ENTRIES SUPPLIED Start Marker
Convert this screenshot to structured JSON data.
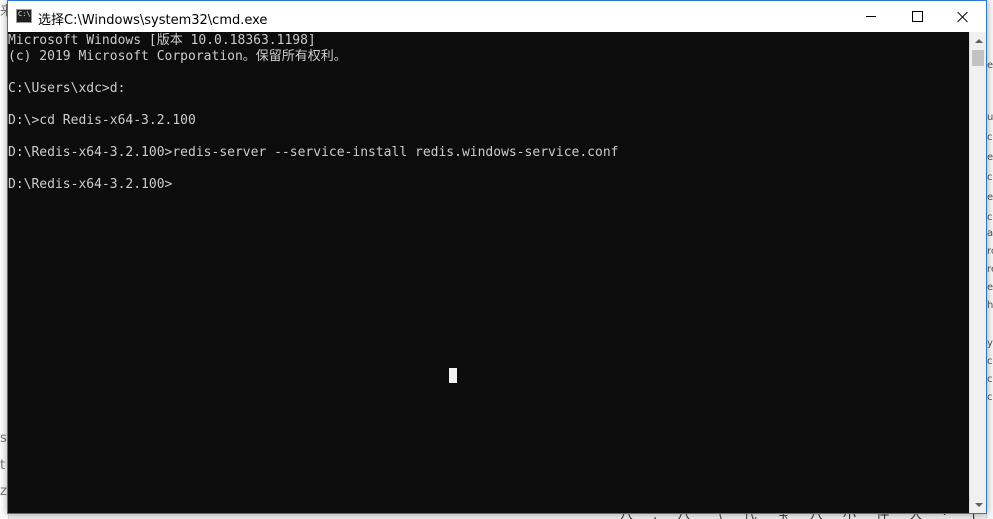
{
  "window": {
    "title": "选择C:\\Windows\\system32\\cmd.exe",
    "icon": "cmd-icon",
    "icon_glyph": "C:\\",
    "border_color": "#2b78d4"
  },
  "console": {
    "background": "#0c0c0c",
    "foreground": "#cccccc",
    "lines": [
      "Microsoft Windows [版本 10.0.18363.1198]",
      "(c) 2019 Microsoft Corporation。保留所有权利。",
      "",
      "C:\\Users\\xdc>d:",
      "",
      "D:\\>cd Redis-x64-3.2.100",
      "",
      "D:\\Redis-x64-3.2.100>redis-server --service-install redis.windows-service.conf",
      "",
      "D:\\Redis-x64-3.2.100>"
    ]
  },
  "background_windows": {
    "left_fragments": [
      "来",
      "s",
      "t",
      "z"
    ],
    "right_fragments": [
      "er",
      "uc",
      "co",
      "ev",
      "co",
      "ec",
      "co",
      "ac",
      "rc",
      "re",
      "eg",
      "ho",
      "y",
      "cl",
      "cc",
      "cc"
    ],
    "bottom_fragment": "八 . 八 （ 代 宝 八 小 件 人 · 丁 ㄙ 一 朋 、"
  }
}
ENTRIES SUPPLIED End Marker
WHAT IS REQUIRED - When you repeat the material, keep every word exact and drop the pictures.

PROBLEM SOLUTION -
Convert this screenshot to structured JSON data.
{
  "window": {
    "title": "选择C:\\Windows\\system32\\cmd.exe",
    "icon": "cmd-icon",
    "icon_glyph": "C:\\",
    "border_color": "#2b78d4"
  },
  "console": {
    "background": "#0c0c0c",
    "foreground": "#cccccc",
    "lines": [
      "Microsoft Windows [版本 10.0.18363.1198]",
      "(c) 2019 Microsoft Corporation。保留所有权利。",
      "",
      "C:\\Users\\xdc>d:",
      "",
      "D:\\>cd Redis-x64-3.2.100",
      "",
      "D:\\Redis-x64-3.2.100>redis-server --service-install redis.windows-service.conf",
      "",
      "D:\\Redis-x64-3.2.100>"
    ]
  },
  "background_windows": {
    "left_fragments": [
      "来",
      "s",
      "t",
      "z"
    ],
    "right_fragments": [
      "er",
      "uc",
      "co",
      "ev",
      "co",
      "ec",
      "co",
      "ac",
      "rc",
      "re",
      "eg",
      "ho",
      "y",
      "cl",
      "cc",
      "cc"
    ],
    "bottom_fragment": "八 . 八 （ 代 宝 八 小 件 人 · 丁 ㄙ 一 朋 、"
  }
}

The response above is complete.